That’s just the kind of news Apple likes to hear, because this latest iPhone isn’t just Apple’s sweet spot; it’s Apple’s sales savior. As CNET reports, iPhones account for more than half of the company’s overall sales, and 70% of its profits. What’s more, by offering larger-screen devices, such as the 4.7-inch iPhone 6 and the 5.5-inch iPhone 6 Plus, Apple hopes to woo customers whose only choice up to now has been largely Samsung or HTC.
Ironically, Apple’s new phones don’t offer much else new to compete with those similarly large-screen Android models. Even Apple loyalists argue almost all of Samsung’s Galaxy line of phones feature more memory, and when it comes to their phones’ cameras, much more megapixels as well. In the Galaxy Note’s case, for example, about double Apple’s improved 8-megapixel rear camera.

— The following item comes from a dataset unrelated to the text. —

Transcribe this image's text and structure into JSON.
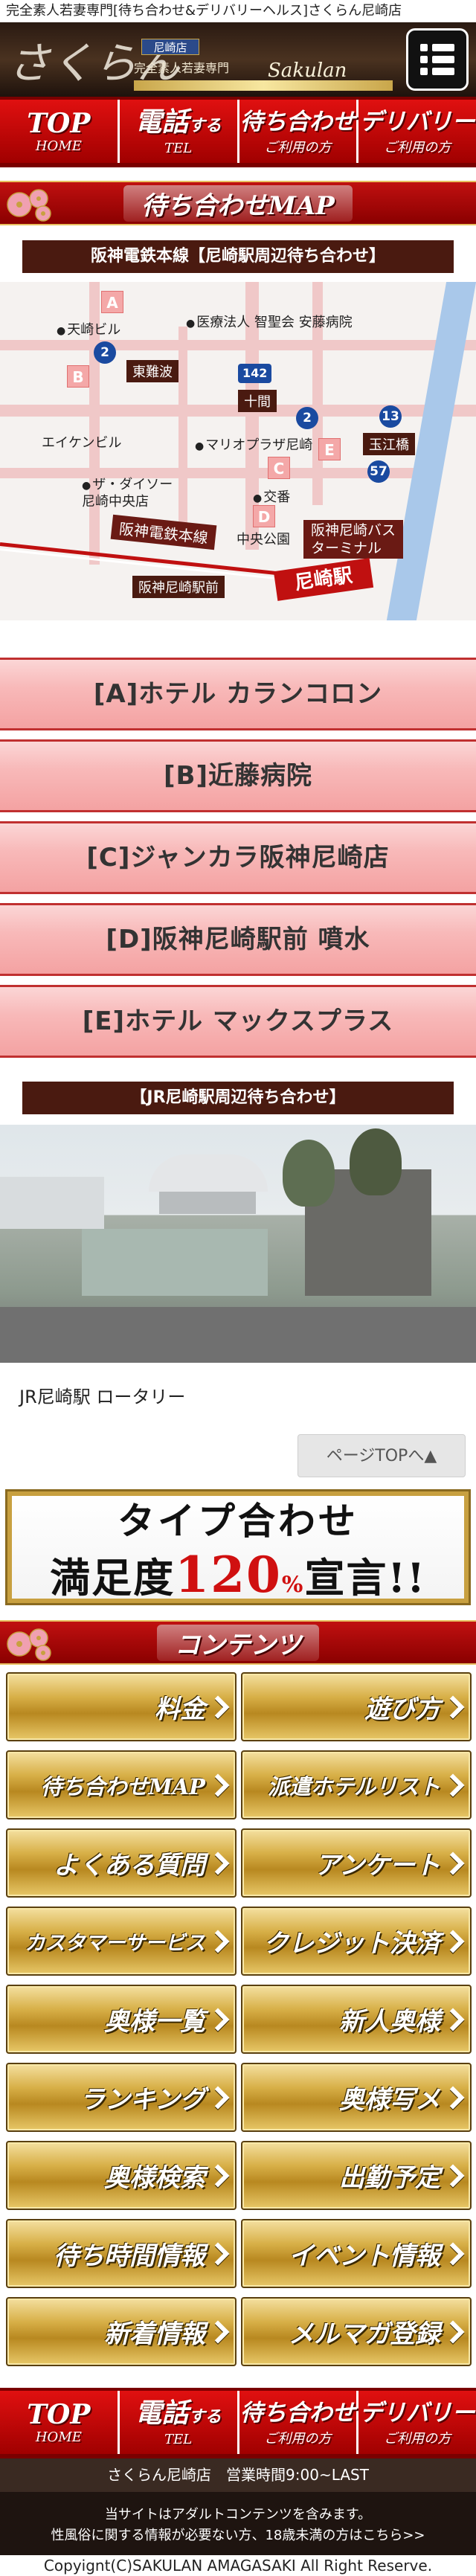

But early indications are consumers don’t seem much to care about these details – at least if early online purchasing activity is any sign. And besides, if it appears servers are crashing or freezing because they can’t handle the sheer demand for these latest Apple goodies, what’s to stop an otherwise skeptical phone shopper to conclude, there must be something to this iPhone 6 thing. You’d almost think Apple’s even manufacturing this mad rush. Then again, that would be mad, wouldn’t it?